> **Your goal**: Return each line of the records below that contains the word "available".

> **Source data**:
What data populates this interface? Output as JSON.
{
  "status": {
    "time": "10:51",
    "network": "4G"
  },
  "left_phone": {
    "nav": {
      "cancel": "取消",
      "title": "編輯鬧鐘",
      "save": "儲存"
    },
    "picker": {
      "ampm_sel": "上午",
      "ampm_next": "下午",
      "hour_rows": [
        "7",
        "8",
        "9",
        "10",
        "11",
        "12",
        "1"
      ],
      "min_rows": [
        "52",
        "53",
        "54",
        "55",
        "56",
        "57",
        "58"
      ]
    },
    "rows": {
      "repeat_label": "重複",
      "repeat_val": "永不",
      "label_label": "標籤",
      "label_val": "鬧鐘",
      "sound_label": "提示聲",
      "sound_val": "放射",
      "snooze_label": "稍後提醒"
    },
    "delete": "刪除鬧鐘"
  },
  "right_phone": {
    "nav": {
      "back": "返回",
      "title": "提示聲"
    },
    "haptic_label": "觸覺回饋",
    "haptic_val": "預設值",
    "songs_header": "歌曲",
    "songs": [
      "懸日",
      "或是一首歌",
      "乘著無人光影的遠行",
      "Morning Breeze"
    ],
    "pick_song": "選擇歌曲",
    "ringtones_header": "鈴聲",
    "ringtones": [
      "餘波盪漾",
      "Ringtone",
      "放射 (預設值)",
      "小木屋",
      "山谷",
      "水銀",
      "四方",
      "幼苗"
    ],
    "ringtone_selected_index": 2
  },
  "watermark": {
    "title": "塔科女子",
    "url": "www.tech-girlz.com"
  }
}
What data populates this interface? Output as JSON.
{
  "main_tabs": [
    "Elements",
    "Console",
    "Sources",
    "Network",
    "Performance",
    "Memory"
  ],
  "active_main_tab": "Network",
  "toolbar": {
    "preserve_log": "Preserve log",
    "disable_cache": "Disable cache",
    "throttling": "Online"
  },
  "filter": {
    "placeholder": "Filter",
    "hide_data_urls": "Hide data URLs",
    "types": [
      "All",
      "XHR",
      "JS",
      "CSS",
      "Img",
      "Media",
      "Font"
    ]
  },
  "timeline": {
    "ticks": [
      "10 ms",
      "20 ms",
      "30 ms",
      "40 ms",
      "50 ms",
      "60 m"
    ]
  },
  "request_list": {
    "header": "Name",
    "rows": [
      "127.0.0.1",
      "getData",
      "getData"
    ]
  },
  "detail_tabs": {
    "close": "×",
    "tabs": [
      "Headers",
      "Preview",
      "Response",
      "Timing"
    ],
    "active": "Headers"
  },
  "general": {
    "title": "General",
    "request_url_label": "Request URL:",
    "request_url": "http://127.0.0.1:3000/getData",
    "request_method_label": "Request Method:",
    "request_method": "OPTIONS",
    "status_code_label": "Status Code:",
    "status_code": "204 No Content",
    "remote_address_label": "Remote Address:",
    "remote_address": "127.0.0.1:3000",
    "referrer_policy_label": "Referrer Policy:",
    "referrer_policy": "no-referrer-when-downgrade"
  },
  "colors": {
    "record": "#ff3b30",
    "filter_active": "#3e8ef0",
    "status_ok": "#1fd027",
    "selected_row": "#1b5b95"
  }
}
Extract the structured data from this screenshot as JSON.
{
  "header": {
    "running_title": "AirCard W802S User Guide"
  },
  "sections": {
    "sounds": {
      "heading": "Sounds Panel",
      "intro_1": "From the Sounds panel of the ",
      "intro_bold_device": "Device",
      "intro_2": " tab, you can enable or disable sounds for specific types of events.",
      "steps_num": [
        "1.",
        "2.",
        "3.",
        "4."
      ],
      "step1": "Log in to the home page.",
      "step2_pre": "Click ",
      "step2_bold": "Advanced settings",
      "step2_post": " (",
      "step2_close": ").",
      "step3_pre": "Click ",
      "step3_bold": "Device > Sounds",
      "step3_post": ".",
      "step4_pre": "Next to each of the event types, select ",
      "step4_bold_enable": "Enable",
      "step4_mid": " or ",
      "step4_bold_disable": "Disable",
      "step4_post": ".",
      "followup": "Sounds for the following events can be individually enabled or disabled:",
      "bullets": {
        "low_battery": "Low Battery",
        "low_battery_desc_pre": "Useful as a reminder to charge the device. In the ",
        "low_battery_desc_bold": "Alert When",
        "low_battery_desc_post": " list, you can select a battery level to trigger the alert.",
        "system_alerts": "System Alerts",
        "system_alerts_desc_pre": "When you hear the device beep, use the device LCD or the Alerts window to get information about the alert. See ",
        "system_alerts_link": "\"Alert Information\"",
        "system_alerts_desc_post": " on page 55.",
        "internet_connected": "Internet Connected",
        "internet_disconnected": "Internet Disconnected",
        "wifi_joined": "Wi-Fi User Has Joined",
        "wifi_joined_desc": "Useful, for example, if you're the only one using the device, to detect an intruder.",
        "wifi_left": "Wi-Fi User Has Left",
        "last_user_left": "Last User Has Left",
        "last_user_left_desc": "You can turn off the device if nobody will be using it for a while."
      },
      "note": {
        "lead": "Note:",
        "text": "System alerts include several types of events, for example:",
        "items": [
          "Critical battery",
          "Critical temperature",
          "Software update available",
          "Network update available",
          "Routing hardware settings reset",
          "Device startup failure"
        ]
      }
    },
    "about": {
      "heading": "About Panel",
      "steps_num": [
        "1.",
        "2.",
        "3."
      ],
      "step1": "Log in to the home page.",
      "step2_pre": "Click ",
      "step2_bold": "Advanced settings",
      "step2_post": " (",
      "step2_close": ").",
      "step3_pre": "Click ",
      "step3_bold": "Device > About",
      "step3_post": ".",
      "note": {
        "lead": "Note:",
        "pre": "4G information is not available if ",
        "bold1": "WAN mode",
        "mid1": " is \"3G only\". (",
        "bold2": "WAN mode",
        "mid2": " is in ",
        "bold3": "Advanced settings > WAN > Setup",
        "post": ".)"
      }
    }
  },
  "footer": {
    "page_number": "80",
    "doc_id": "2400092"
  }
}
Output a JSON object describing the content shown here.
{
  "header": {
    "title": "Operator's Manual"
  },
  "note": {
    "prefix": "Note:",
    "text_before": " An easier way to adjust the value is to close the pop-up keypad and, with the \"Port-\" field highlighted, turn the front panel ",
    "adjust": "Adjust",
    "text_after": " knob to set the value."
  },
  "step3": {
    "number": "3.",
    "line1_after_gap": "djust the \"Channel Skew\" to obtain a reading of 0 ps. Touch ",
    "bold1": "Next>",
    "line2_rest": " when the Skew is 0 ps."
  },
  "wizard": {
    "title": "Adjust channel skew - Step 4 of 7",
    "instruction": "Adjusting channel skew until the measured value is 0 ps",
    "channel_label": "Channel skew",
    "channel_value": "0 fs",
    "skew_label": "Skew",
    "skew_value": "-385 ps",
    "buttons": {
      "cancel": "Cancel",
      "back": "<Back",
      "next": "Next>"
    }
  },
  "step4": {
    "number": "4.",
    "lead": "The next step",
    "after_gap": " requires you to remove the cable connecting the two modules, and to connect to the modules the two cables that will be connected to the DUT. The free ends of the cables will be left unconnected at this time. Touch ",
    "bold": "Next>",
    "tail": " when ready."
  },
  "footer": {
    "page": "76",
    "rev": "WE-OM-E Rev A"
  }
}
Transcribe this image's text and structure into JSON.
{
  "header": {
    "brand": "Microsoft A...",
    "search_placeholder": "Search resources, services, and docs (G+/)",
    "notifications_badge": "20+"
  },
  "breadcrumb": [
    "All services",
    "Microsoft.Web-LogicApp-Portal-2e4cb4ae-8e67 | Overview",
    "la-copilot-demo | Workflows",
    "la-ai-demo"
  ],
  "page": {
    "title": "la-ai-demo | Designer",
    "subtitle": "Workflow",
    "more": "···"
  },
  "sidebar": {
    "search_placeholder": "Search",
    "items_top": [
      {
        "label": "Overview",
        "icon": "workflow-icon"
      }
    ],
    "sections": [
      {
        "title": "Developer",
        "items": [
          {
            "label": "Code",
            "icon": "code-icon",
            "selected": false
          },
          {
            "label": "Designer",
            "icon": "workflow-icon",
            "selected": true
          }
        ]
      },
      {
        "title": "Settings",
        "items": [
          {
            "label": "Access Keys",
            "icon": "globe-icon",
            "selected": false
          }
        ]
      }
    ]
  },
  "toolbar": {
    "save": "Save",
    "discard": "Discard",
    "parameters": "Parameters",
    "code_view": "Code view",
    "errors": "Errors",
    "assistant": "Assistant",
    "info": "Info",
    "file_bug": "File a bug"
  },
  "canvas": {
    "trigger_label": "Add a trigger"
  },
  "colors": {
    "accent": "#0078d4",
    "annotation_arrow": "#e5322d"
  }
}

> **Reply**:
          "Software update available",
          "Network update available",
        "pre": "4G information is not available if ",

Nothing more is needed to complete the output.